Continuing my efforts to watch as many William Wellman pre-Codes as possible, I’ve now seen Lilly Turner a couple of times. This movie sadly isn’t available on DVD as yet – I believe it sometimes turns up on TCM in the US, though, and is well worth looking out for. It strikes me there are easily enough early Wellman movies for a second Forbidden Hollywood collection focusing on him, though it’s more likely the lesser-known titles will turn up as Warner Archive releases.
This was the second time Ruth Chatterton had starred in a Wellman film (the first was Frisco Jenny the previous year. Once again she plays a woman who is forced to be tough by circumstances, but who still clings to a few battered ideals. This time, her character, Lilly, is a woman working in a succession of travelling carnivals. Wellman clearly enjoys creating the sleazy, down-at-heel circus atmosphere. The whole film feels varied and lively and, packing a lot of plot, dialogue, melodrama and black humour into just 65 minutes, moves at a breathless speed. (As with Wellman’s So Big!, it was originally longer and some footage was cut before release – Walter Brennan was among the actors whose scenes were deleted.) George Brent gets top billing opposite Chatterton, but he only comes into the film fairly late on – and to my mind Frank McHugh really has the main male role, as the heroine’s second husband. Robert Barrat is also superb as a tormented strongman, with a heavy German accent he was breaking in for Heroes For Sale.

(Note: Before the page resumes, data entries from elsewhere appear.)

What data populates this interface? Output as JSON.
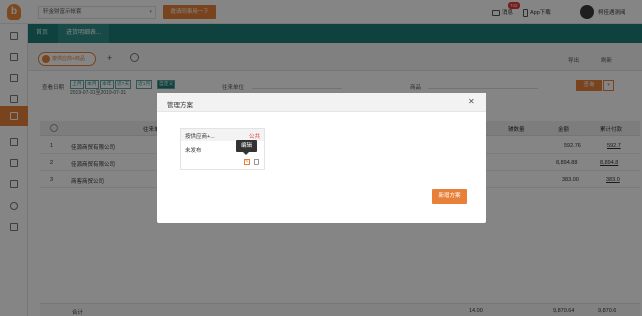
{
  "topbar": {
    "logo_letter": "b",
    "account_select": "轩金财富示帐套",
    "invite_button": "邀请同事用一下",
    "message_label": "消息",
    "message_badge": "742",
    "app_download": "App下载",
    "user_name": "柯佳遇测阅"
  },
  "nav": {
    "tabs": [
      "首页",
      "进货明细表..."
    ]
  },
  "page": {
    "scheme_tab": "按供应商+商品",
    "export_label": "导出",
    "refresh_label": "刷新"
  },
  "filter": {
    "date_label": "查看日期",
    "range_buttons": [
      "上月",
      "本月",
      "本年",
      "近7天",
      "近1月",
      "自定义"
    ],
    "date_range": "2019-07-31至2019-07-31",
    "supplier_label": "往来单位",
    "product_label": "商品",
    "query_button": "查询"
  },
  "table": {
    "headers": [
      "往来单位",
      "辅数量",
      "金额",
      "累计付款"
    ],
    "rows": [
      {
        "index": "1",
        "supplier": "佳源商贸有限公司",
        "amount": "592.76",
        "paid": "592.7"
      },
      {
        "index": "2",
        "supplier": "佳源商贸有限公司",
        "amount": "8,894.88",
        "paid": "8,894.8"
      },
      {
        "index": "3",
        "supplier": "商客商贸公司",
        "amount": "383.00",
        "paid": "383.0"
      }
    ],
    "total_label": "合计",
    "total_qty": "14.00",
    "total_amount": "9,870.64",
    "total_paid": "9,870.6"
  },
  "modal": {
    "title": "管理方案",
    "card_name": "按供应商+...",
    "card_public": "公共",
    "card_status": "未发布",
    "tooltip": "编辑",
    "new_button": "新增方案"
  },
  "colors": {
    "accent": "#e8803a",
    "nav_teal": "#1d7f7a",
    "danger": "#e53935"
  }
}
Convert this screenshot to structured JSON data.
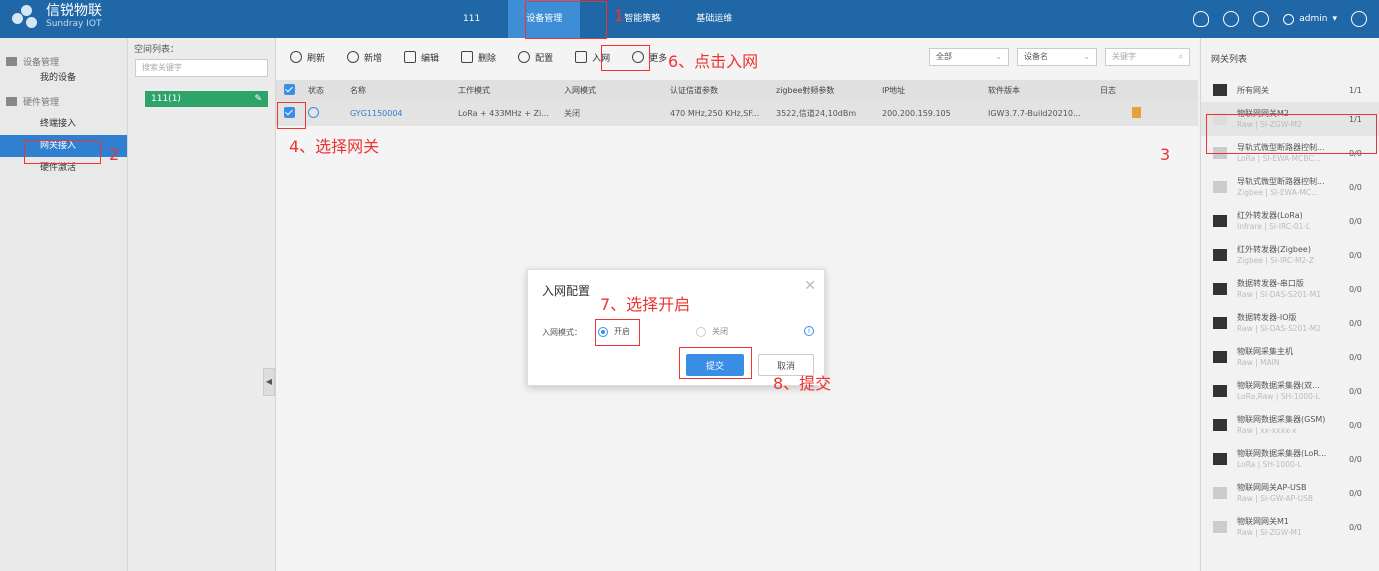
{
  "app": {
    "name_cn": "信锐物联",
    "name_en": "Sundray IOT"
  },
  "topnav": [
    "111",
    "设备管理",
    "智能策略",
    "基础运维"
  ],
  "user": {
    "name": "admin"
  },
  "sidebar": {
    "sections": [
      {
        "label": "设备管理",
        "items": [
          "我的设备"
        ]
      },
      {
        "label": "硬件管理",
        "items": [
          "终端接入",
          "网关接入",
          "硬件激活"
        ]
      }
    ]
  },
  "space": {
    "title": "空间列表：",
    "search_placeholder": "搜索关键字",
    "node": "111(1)"
  },
  "toolbar": [
    "刷新",
    "新增",
    "编辑",
    "删除",
    "配置",
    "入网",
    "更多"
  ],
  "filters": {
    "all": "全部",
    "field": "设备名",
    "keyword_placeholder": "关键字"
  },
  "table": {
    "headers": [
      "状态",
      "名称",
      "工作模式",
      "入网模式",
      "认证信道参数",
      "zigbee射频参数",
      "IP地址",
      "软件版本",
      "日志"
    ],
    "rows": [
      {
        "name": "GYG1150004",
        "mode": "LoRa + 433MHz + Zi...",
        "join": "关闭",
        "auth": "470 MHz,250 KHz,SF...",
        "zigbee": "3522,信道24,10dBm",
        "ip": "200.200.159.105",
        "version": "IGW3.7.7-Build20210..."
      }
    ]
  },
  "right_panel": {
    "title": "网关列表",
    "items": [
      {
        "name": "所有网关",
        "sub": "",
        "count": "1/1"
      },
      {
        "name": "物联网网关M2",
        "sub": "Raw | SI-ZGW-M2",
        "count": "1/1"
      },
      {
        "name": "导轨式微型断路器控制...",
        "sub": "LoRa | SI-EWA-MCBC...",
        "count": "0/0"
      },
      {
        "name": "导轨式微型断路器控制...",
        "sub": "Zigbee | SI-EWA-MC...",
        "count": "0/0"
      },
      {
        "name": "红外转发器(LoRa)",
        "sub": "Infrare | SI-IRC-01-L",
        "count": "0/0"
      },
      {
        "name": "红外转发器(Zigbee)",
        "sub": "Zigbee | SI-IRC-M2-Z",
        "count": "0/0"
      },
      {
        "name": "数据转发器-串口版",
        "sub": "Raw | SI-DAS-S201-M1",
        "count": "0/0"
      },
      {
        "name": "数据转发器-IO版",
        "sub": "Raw | SI-DAS-S201-M2",
        "count": "0/0"
      },
      {
        "name": "物联网采集主机",
        "sub": "Raw | MAIN",
        "count": "0/0"
      },
      {
        "name": "物联网数据采集器(双...",
        "sub": "LoRa,Raw | SH-1000-L",
        "count": "0/0"
      },
      {
        "name": "物联网数据采集器(GSM)",
        "sub": "Raw | xx-xxxx-x",
        "count": "0/0"
      },
      {
        "name": "物联网数据采集器(LoR...",
        "sub": "LoRa | SH-1000-L",
        "count": "0/0"
      },
      {
        "name": "物联网网关AP-USB",
        "sub": "Raw | SI-GW-AP-USB",
        "count": "0/0"
      },
      {
        "name": "物联网网关M1",
        "sub": "Raw | SI-ZGW-M1",
        "count": "0/0"
      }
    ]
  },
  "modal": {
    "title": "入网配置",
    "label": "入网模式：",
    "opt_on": "开启",
    "opt_off": "关闭",
    "info": "i",
    "submit": "提交",
    "cancel": "取消"
  },
  "annotations": [
    "1",
    "2",
    "3",
    "4、选择网关",
    "6、点击入网",
    "7、选择开启",
    "8、提交"
  ]
}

If you like either William Wellman or Loretta Young, I’m prepared to bet you would love this dazzling pre-Code film. Made at MGM, it blends that studio’s sexy glamour with Warner-style grit, and moves at a cracking pace to cram so much into just 74 minutes, with fast, witty dialogue and not a scene or a moment wasted.
I find myself grouping this one together with the slightly earlier film I’ve just reviewed, Frisco Jenny, since both are tales of women driven to murder, showing what took them to that point and culminating in the courtroom. (I also think of them together because they share a DVD in the Forbidden Hollywood Collection: Volume 3 box set.) However, for me Midnight Mary is the more powerful movie of the two – and it is also more fun.

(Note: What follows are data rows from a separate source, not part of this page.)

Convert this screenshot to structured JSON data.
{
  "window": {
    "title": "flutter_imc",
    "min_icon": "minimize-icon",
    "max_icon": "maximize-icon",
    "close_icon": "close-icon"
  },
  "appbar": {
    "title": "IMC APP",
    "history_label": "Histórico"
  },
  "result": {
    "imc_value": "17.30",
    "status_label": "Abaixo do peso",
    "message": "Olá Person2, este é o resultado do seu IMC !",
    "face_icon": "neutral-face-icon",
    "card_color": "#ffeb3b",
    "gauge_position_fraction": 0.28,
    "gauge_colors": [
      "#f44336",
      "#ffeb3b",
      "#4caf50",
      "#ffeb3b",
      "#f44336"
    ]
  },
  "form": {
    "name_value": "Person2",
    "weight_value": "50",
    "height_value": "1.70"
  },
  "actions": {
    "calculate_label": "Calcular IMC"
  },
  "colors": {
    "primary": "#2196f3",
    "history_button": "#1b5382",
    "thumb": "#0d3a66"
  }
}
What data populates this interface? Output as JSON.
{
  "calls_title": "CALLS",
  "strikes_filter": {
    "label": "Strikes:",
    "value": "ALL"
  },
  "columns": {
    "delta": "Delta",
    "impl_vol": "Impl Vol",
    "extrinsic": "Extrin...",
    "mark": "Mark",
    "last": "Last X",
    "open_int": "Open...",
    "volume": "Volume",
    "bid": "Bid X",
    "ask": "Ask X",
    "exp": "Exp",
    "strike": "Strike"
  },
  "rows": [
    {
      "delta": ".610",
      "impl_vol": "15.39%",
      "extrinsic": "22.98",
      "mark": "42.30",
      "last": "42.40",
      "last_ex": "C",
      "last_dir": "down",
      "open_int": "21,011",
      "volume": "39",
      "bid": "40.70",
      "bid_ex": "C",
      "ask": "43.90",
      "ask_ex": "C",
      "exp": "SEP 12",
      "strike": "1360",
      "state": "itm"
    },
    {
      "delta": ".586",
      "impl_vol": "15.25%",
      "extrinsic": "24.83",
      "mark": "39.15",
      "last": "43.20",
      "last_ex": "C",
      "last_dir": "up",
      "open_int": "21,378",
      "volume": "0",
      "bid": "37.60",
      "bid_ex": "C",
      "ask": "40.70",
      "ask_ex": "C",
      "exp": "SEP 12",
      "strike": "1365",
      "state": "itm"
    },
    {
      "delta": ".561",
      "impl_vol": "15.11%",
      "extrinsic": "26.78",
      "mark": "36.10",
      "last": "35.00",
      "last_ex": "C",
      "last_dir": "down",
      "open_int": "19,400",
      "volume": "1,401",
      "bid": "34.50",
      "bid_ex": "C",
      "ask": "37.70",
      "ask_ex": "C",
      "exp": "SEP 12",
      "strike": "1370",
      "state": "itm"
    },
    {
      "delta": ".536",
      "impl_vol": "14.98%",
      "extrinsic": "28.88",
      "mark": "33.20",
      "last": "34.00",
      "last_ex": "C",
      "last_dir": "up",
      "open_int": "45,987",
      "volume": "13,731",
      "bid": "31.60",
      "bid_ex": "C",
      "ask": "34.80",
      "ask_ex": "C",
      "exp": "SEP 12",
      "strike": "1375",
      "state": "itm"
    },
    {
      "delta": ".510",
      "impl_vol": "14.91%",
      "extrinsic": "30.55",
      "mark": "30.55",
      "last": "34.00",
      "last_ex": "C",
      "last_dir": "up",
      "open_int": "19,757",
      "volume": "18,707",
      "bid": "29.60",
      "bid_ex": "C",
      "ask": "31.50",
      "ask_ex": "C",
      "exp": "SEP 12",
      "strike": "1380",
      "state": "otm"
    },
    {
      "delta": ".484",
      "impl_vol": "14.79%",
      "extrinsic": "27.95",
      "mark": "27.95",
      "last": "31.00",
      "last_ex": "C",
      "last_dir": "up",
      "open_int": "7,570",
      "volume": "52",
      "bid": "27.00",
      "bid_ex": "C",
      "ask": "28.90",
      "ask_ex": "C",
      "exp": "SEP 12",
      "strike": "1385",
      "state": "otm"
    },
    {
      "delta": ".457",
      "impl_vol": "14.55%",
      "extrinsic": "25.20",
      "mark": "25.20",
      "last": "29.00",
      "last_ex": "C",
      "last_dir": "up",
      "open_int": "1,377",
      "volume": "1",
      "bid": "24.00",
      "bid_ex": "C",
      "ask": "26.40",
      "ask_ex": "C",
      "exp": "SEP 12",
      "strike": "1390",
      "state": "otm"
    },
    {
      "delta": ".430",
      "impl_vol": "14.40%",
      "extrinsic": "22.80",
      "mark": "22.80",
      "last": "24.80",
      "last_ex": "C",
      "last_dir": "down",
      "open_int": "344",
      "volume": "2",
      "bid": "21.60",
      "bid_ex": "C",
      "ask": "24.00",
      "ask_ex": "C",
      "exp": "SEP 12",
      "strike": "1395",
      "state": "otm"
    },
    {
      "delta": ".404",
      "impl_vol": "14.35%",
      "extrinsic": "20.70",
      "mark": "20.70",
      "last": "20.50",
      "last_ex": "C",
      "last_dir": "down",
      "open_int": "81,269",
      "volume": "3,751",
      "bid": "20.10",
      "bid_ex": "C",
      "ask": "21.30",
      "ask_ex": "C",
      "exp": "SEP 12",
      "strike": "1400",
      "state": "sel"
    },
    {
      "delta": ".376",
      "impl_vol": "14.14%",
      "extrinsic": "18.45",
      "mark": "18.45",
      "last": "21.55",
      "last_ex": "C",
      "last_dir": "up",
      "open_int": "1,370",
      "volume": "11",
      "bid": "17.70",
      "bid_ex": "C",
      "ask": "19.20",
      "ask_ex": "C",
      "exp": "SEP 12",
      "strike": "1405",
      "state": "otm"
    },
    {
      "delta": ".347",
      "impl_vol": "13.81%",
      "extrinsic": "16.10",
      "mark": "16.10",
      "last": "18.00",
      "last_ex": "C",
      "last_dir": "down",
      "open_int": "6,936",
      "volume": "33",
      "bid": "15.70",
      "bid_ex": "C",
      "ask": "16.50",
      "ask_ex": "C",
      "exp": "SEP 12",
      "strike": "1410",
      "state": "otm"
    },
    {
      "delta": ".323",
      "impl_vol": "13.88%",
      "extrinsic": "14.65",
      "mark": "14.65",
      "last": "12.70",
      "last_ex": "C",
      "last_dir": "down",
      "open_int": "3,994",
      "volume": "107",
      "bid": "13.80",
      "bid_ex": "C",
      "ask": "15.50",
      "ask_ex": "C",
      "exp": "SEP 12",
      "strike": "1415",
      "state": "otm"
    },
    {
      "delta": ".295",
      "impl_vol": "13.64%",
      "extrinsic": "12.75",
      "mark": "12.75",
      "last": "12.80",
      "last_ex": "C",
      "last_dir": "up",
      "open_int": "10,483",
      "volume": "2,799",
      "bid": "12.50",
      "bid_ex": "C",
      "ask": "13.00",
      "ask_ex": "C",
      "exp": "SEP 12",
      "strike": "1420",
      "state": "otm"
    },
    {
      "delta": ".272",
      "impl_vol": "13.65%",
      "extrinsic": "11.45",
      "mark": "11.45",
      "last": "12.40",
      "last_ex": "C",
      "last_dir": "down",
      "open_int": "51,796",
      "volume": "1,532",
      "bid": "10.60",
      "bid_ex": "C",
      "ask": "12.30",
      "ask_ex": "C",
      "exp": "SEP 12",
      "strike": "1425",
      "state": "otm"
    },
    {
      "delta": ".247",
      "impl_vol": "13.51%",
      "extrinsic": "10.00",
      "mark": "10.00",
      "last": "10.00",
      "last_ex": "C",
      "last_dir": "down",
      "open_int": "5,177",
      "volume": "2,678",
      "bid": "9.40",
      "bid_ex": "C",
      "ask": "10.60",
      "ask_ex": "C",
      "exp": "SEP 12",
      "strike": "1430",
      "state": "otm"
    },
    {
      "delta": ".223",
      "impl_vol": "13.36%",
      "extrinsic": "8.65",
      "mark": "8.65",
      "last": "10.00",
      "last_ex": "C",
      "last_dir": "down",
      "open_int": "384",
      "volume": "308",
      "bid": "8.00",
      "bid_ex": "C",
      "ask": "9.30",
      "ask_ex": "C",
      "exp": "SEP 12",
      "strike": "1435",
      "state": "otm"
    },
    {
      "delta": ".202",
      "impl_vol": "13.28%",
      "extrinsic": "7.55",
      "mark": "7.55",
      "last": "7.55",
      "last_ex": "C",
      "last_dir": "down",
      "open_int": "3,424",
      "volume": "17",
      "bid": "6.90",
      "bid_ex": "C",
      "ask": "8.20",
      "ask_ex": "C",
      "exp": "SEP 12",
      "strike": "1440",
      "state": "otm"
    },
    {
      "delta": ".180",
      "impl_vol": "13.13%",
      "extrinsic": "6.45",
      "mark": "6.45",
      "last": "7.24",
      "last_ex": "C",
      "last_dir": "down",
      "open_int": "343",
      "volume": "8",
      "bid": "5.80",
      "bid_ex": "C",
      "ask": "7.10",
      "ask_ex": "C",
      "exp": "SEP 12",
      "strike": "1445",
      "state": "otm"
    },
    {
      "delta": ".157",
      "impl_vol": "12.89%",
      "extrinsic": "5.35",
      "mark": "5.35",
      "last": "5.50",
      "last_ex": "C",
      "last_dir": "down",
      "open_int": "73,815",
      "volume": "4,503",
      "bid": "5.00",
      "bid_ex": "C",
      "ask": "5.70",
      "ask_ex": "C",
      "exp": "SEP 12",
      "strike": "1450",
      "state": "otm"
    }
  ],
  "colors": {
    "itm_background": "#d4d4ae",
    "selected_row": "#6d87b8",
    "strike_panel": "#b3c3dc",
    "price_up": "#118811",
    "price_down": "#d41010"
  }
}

I was originally attracted by this film because it stars Spencer Tracy – and I’m fascinated by his early work after seeing movies like 20,000 Years in Sing Sing, which I’ve reviewed here in the past, and Man’s Castle and Riff Raff, both of which I hope to review in the future.
Spencer Tracy and Henry B Walthall
In this movie, directed by Harry Lachman, Tracy once again plays a tough, arrogant character who is nonetheless more vulnerable than he at first appears. This time he is cast as a ruthless fairground worker who won’t let anyone or anything get in his way, as he rises to wealth by taking over and massively expanding a hi-tech attraction based on, you guessed it, Dante’s Inferno.
However, Tracy has nothing to do with the most striking scene in this movie – an amazing eight-minute vision of hell based on Gustav Doré’s famous illustrations to the great poem, showing the torments of the damned as they writhe in lakes of fire. I have read the poem (in translation!), and this section of the film does recall it, though the rest of the movie has little or nothing to do with Dante. It’s a stunning sequence and I find hard to imagine quite how it could have been made. Unfortunately, it seems to be difficult to find out exactly who did make it and when.